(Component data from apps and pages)
+ + +

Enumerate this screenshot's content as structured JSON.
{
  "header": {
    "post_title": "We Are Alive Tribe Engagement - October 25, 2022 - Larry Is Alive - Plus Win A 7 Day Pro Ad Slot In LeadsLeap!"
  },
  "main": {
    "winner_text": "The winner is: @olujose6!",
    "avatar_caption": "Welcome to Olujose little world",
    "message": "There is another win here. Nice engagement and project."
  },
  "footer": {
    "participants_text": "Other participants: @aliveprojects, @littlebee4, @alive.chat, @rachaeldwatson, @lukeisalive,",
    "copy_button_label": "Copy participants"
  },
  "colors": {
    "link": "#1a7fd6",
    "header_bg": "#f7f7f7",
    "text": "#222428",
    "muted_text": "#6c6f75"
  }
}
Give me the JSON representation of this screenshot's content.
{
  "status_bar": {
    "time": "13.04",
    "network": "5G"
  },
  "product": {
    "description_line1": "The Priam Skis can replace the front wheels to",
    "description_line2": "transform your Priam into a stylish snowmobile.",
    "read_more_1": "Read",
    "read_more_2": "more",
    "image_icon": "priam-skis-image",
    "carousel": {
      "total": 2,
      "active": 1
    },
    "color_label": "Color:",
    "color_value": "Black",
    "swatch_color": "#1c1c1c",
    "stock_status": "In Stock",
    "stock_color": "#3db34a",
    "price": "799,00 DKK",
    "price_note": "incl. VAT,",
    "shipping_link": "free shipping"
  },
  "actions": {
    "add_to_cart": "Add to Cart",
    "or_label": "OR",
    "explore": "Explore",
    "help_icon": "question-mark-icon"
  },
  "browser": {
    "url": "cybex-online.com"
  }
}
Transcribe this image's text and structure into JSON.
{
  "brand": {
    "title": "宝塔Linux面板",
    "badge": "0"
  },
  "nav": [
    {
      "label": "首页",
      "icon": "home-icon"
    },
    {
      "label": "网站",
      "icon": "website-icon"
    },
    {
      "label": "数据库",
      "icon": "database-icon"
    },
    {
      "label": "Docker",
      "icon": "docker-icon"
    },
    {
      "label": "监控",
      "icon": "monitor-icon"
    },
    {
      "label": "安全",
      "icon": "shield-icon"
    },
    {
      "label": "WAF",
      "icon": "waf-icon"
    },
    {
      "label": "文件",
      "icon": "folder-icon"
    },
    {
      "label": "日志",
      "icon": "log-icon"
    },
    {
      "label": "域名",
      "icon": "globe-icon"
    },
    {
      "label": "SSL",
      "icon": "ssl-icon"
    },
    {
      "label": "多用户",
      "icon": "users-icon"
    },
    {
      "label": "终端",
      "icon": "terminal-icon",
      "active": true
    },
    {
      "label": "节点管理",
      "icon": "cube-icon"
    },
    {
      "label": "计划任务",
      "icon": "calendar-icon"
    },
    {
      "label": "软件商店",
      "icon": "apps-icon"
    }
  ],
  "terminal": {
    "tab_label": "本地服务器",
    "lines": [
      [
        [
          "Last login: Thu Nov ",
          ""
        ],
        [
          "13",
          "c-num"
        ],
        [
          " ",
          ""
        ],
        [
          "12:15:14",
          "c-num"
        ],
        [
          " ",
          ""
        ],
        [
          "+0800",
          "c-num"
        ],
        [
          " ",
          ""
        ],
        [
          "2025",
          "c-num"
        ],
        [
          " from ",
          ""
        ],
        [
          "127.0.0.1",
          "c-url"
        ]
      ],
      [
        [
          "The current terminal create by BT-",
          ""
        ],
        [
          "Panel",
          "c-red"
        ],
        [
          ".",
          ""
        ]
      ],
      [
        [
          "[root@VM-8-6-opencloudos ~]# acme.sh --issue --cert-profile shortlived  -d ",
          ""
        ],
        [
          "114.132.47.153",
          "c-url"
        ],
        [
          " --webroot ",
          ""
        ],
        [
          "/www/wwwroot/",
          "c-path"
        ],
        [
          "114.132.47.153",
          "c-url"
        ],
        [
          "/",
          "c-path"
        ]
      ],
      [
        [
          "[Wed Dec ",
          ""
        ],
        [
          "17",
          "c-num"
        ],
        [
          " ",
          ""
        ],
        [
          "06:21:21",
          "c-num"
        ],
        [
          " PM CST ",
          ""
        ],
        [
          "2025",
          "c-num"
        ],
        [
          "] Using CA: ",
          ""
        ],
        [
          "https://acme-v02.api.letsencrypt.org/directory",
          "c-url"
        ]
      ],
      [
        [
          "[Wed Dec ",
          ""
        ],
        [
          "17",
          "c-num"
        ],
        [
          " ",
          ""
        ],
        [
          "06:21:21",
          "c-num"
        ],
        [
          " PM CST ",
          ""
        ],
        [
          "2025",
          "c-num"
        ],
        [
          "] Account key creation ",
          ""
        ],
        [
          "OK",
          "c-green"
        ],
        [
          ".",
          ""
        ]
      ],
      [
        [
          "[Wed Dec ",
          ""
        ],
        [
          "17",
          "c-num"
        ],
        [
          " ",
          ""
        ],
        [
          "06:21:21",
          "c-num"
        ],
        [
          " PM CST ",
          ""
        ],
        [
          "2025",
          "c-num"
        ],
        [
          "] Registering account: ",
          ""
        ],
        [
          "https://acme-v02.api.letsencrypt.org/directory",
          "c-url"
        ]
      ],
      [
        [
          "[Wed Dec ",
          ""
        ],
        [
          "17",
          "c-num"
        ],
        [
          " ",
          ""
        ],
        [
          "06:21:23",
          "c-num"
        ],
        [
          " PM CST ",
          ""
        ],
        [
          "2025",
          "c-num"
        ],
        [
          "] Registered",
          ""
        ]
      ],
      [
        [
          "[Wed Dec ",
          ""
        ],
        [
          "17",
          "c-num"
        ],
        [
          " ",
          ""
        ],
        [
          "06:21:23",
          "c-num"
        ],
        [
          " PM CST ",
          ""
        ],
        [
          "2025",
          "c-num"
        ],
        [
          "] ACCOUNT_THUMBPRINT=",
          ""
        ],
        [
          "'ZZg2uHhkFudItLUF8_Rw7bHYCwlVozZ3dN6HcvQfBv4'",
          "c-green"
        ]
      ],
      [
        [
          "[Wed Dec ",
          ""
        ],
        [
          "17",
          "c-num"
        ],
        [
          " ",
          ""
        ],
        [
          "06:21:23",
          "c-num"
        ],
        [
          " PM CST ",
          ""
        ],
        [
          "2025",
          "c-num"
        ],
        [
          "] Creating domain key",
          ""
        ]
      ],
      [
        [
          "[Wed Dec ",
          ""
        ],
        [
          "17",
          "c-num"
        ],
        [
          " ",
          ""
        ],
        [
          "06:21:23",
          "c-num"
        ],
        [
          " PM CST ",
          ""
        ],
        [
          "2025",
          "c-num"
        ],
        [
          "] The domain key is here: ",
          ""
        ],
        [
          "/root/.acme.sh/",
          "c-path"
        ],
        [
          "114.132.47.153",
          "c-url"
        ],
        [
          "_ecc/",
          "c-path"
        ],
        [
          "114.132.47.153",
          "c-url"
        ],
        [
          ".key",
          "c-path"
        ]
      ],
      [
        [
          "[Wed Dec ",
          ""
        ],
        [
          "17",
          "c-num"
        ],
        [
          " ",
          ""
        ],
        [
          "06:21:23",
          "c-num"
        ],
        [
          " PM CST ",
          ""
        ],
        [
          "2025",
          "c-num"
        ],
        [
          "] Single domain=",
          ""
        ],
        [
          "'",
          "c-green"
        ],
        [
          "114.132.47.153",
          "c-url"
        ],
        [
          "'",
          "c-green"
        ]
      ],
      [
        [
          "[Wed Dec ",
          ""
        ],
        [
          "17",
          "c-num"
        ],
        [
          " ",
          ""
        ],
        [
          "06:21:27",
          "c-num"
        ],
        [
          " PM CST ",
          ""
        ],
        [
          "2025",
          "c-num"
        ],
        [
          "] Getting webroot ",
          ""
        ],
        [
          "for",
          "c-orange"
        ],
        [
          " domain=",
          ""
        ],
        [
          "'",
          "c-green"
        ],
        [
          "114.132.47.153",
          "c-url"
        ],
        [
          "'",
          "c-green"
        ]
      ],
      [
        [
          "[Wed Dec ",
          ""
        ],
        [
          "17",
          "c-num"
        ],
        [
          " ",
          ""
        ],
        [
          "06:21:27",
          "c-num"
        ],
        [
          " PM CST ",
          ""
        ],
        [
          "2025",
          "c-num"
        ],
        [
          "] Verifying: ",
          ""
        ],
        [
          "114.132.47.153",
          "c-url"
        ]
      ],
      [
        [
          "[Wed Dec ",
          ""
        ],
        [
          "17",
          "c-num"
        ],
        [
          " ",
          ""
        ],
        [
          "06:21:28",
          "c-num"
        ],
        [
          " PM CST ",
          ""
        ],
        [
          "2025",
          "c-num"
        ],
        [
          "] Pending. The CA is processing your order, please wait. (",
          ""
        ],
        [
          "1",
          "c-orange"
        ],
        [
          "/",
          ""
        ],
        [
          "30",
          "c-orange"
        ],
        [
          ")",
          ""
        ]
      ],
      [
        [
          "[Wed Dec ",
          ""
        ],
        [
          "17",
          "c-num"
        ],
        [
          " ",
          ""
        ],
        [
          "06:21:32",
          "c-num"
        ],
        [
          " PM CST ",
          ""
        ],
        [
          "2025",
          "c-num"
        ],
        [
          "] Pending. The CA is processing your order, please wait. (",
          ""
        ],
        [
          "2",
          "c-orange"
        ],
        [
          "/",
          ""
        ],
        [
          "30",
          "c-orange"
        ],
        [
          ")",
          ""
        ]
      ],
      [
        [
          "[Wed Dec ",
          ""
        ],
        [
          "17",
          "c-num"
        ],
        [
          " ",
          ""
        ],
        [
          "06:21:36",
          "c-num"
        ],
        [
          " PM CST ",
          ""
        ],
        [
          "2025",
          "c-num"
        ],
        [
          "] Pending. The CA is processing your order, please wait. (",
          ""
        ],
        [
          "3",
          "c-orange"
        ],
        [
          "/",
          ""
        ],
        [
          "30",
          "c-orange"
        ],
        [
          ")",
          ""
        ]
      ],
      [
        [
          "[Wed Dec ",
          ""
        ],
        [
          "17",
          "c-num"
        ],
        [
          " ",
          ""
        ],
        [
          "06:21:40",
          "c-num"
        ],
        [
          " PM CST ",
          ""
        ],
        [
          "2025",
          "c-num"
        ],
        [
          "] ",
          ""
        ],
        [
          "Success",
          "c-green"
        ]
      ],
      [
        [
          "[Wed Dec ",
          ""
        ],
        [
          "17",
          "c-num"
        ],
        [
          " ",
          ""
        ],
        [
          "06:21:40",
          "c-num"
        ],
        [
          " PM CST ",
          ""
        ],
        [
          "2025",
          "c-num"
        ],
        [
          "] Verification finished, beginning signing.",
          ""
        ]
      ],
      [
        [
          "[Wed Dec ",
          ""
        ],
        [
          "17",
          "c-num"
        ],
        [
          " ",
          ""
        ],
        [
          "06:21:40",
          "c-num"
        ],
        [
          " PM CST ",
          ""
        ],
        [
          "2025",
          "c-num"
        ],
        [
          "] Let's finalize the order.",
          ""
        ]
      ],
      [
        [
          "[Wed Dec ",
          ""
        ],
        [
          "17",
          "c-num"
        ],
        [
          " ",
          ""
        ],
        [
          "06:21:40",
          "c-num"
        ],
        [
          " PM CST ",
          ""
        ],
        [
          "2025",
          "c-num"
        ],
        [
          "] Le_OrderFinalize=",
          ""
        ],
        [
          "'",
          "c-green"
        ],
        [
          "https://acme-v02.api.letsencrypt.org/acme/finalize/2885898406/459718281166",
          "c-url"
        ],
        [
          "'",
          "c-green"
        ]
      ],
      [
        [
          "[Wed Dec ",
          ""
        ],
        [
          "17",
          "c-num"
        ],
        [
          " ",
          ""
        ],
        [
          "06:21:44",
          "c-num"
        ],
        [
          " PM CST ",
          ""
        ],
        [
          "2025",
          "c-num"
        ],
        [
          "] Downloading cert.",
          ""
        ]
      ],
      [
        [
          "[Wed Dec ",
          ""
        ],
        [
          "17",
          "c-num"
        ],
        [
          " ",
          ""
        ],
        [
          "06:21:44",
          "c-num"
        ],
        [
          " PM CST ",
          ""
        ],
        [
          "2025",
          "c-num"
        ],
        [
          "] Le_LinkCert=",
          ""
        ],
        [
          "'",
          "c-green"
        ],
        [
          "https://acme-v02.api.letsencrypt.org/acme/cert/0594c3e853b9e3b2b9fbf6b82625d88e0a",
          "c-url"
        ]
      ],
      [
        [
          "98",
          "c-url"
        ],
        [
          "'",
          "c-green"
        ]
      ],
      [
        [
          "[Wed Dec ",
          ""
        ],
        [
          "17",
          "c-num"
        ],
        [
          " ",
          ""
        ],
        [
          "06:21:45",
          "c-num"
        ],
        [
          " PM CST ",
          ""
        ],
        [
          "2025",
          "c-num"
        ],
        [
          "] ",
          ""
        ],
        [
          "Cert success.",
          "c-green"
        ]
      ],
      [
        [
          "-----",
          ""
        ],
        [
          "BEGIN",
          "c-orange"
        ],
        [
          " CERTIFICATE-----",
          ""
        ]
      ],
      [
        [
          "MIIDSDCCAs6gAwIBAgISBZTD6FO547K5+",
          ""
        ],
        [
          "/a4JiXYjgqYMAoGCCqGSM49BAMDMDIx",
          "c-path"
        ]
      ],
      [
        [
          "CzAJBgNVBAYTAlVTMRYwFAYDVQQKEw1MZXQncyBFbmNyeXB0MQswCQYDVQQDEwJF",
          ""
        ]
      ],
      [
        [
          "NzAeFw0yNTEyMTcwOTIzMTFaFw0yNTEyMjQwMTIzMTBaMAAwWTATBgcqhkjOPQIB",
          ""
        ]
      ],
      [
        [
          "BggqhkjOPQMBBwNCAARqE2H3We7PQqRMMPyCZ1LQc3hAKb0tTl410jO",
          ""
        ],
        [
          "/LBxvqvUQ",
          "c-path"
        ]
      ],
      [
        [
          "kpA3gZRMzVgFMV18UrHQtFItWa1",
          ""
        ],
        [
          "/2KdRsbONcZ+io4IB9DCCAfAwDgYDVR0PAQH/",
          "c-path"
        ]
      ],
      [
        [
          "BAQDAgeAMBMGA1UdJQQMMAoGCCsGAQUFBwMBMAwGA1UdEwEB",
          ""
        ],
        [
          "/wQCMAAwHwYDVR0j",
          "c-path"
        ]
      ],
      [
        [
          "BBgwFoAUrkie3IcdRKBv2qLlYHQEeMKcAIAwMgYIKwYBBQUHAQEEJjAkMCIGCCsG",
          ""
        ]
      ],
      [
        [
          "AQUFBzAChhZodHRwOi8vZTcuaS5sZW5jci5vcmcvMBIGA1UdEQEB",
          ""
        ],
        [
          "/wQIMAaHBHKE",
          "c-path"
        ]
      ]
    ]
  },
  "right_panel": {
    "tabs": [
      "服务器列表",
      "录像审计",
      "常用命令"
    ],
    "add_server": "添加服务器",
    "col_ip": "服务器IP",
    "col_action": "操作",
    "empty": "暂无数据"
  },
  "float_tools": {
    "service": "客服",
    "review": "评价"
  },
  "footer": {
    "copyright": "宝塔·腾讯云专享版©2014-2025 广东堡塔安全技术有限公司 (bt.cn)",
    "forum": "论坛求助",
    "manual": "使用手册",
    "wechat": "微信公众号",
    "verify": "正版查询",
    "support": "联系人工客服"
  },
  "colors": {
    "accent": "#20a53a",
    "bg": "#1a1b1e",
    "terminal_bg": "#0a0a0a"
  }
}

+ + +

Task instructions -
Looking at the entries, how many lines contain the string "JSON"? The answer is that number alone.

Problem solution -
3